Problem statement: Retype the listing exactly, minus its pictures.

Source records:
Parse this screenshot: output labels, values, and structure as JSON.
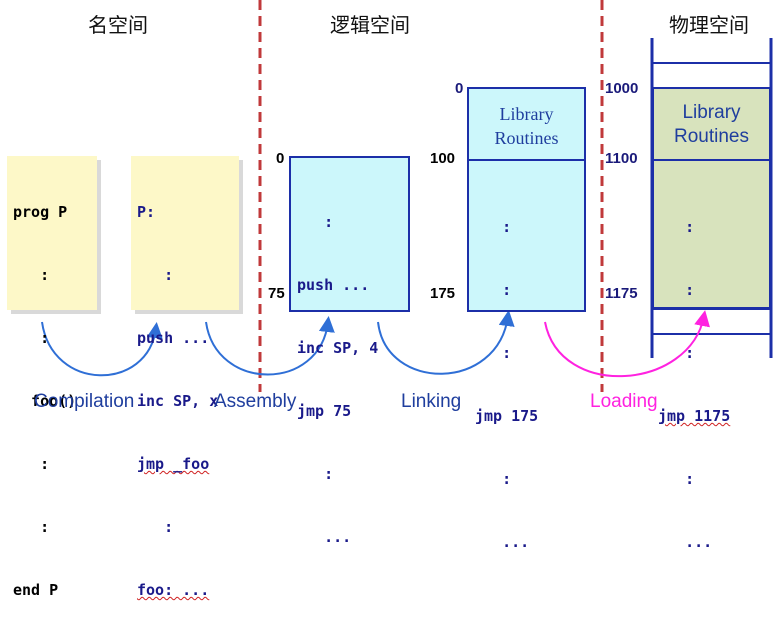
{
  "headings": {
    "name_space": "名空间",
    "logical_space": "逻辑空间",
    "physical_space": "物理空间"
  },
  "source_box": {
    "lines": [
      "prog P",
      "   :",
      "   :",
      "  foo()",
      "   :",
      "   :",
      "end P"
    ]
  },
  "assembly_box": {
    "lines": [
      "P:",
      "   :",
      "push ...",
      "inc SP, x",
      "jmp _foo",
      "   :",
      "foo: ..."
    ]
  },
  "object_box": {
    "addr_top": "0",
    "addr_bottom": "75",
    "lines": [
      "   :",
      "push ...",
      "inc SP, 4",
      "jmp 75",
      "   :",
      "   ..."
    ]
  },
  "linked_box": {
    "addr_top": "0",
    "addr_mid": "100",
    "addr_bottom": "175",
    "library_title_line1": "Library",
    "library_title_line2": "Routines",
    "lines": [
      "   :",
      "   :",
      "   :",
      "jmp 175",
      "   :",
      "   ..."
    ]
  },
  "physical_box": {
    "addr_top": "1000",
    "addr_mid": "1100",
    "addr_bottom": "1175",
    "library_title_line1": "Library",
    "library_title_line2": "Routines",
    "lines": [
      "   :",
      "   :",
      "   :",
      "jmp 1175",
      "   :",
      "   ..."
    ]
  },
  "stages": {
    "compilation": "Compilation",
    "assembly": "Assembly",
    "linking": "Linking",
    "loading": "Loading"
  },
  "colors": {
    "arrow_blue": "#2f6fd6",
    "arrow_magenta": "#ff22e0",
    "stage_text_blue": "#1f3e9e",
    "stage_text_magenta": "#ff22e0",
    "divider_red": "#c0393b",
    "code_blue": "#1a1a8a",
    "code_black": "#000000",
    "memory_frame": "#1c2fa8"
  }
}
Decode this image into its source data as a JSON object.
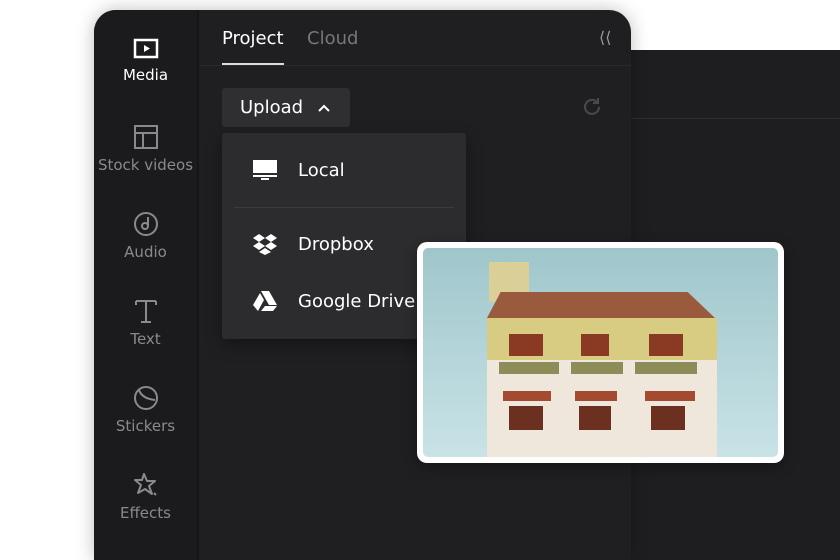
{
  "sidebar": {
    "items": [
      {
        "label": "Media",
        "icon": "play-square-icon",
        "active": true
      },
      {
        "label": "Stock videos",
        "icon": "layout-icon"
      },
      {
        "label": "Audio",
        "icon": "music-note-icon"
      },
      {
        "label": "Text",
        "icon": "text-icon"
      },
      {
        "label": "Stickers",
        "icon": "sticker-icon"
      },
      {
        "label": "Effects",
        "icon": "sparkle-star-icon"
      }
    ]
  },
  "tabs": [
    {
      "label": "Project",
      "active": true
    },
    {
      "label": "Cloud"
    }
  ],
  "upload": {
    "label": "Upload",
    "menu": [
      {
        "label": "Local",
        "icon": "monitor-icon"
      },
      {
        "label": "Dropbox",
        "icon": "dropbox-icon"
      },
      {
        "label": "Google Drive",
        "icon": "google-drive-icon"
      }
    ]
  }
}
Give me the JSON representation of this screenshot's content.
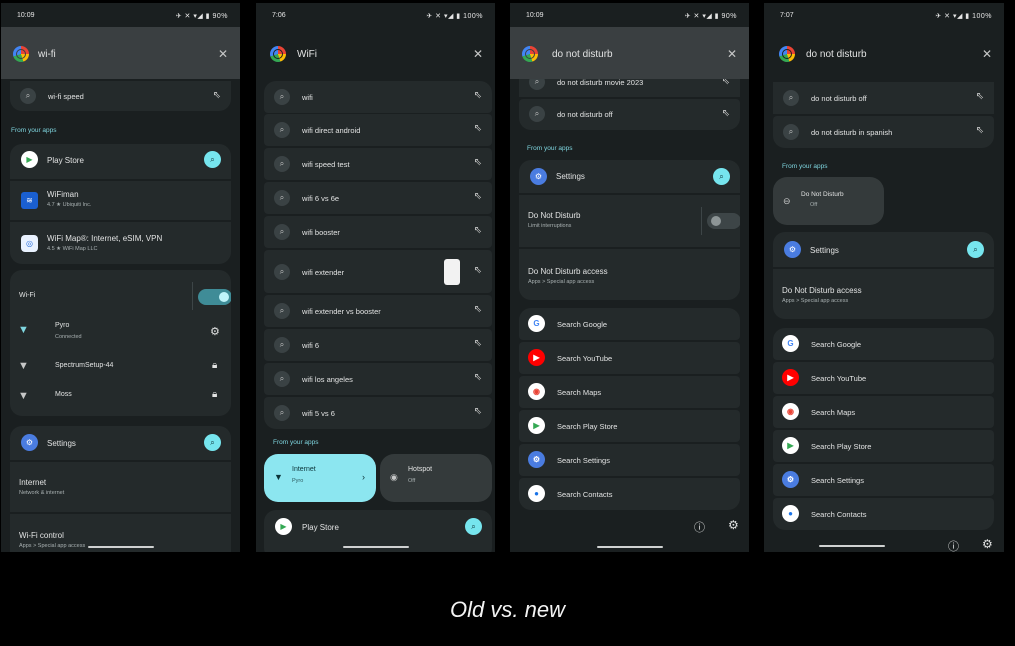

Task response:
Parse this screenshot: output labels, values, and structure as JSON.
{
  "headings": {
    "name_space": "名空间",
    "logical_space": "逻辑空间",
    "physical_space": "物理空间"
  },
  "source_box": {
    "lines": [
      "prog P",
      "   :",
      "   :",
      "  foo()",
      "   :",
      "   :",
      "end P"
    ]
  },
  "assembly_box": {
    "lines": [
      "P:",
      "   :",
      "push ...",
      "inc SP, x",
      "jmp _foo",
      "   :",
      "foo: ..."
    ]
  },
  "object_box": {
    "addr_top": "0",
    "addr_bottom": "75",
    "lines": [
      "   :",
      "push ...",
      "inc SP, 4",
      "jmp 75",
      "   :",
      "   ..."
    ]
  },
  "linked_box": {
    "addr_top": "0",
    "addr_mid": "100",
    "addr_bottom": "175",
    "library_title_line1": "Library",
    "library_title_line2": "Routines",
    "lines": [
      "   :",
      "   :",
      "   :",
      "jmp 175",
      "   :",
      "   ..."
    ]
  },
  "physical_box": {
    "addr_top": "1000",
    "addr_mid": "1100",
    "addr_bottom": "1175",
    "library_title_line1": "Library",
    "library_title_line2": "Routines",
    "lines": [
      "   :",
      "   :",
      "   :",
      "jmp 1175",
      "   :",
      "   ..."
    ]
  },
  "stages": {
    "compilation": "Compilation",
    "assembly": "Assembly",
    "linking": "Linking",
    "loading": "Loading"
  },
  "colors": {
    "arrow_blue": "#2f6fd6",
    "arrow_magenta": "#ff22e0",
    "stage_text_blue": "#1f3e9e",
    "stage_text_magenta": "#ff22e0",
    "divider_red": "#c0393b",
    "code_blue": "#1a1a8a",
    "code_black": "#000000",
    "memory_frame": "#1c2fa8"
  }
}
Decode this image into its source data as a JSON object.
{
  "sidebar": {
    "items": [
      {
        "label": "Media",
        "icon": "play-square-icon",
        "active": true
      },
      {
        "label": "Stock videos",
        "icon": "layout-icon"
      },
      {
        "label": "Audio",
        "icon": "music-note-icon"
      },
      {
        "label": "Text",
        "icon": "text-icon"
      },
      {
        "label": "Stickers",
        "icon": "sticker-icon"
      },
      {
        "label": "Effects",
        "icon": "sparkle-star-icon"
      }
    ]
  },
  "tabs": [
    {
      "label": "Project",
      "active": true
    },
    {
      "label": "Cloud"
    }
  ],
  "upload": {
    "label": "Upload",
    "menu": [
      {
        "label": "Local",
        "icon": "monitor-icon"
      },
      {
        "label": "Dropbox",
        "icon": "dropbox-icon"
      },
      {
        "label": "Google Drive",
        "icon": "google-drive-icon"
      }
    ]
  }
}
Give me the JSON representation of this screenshot's content.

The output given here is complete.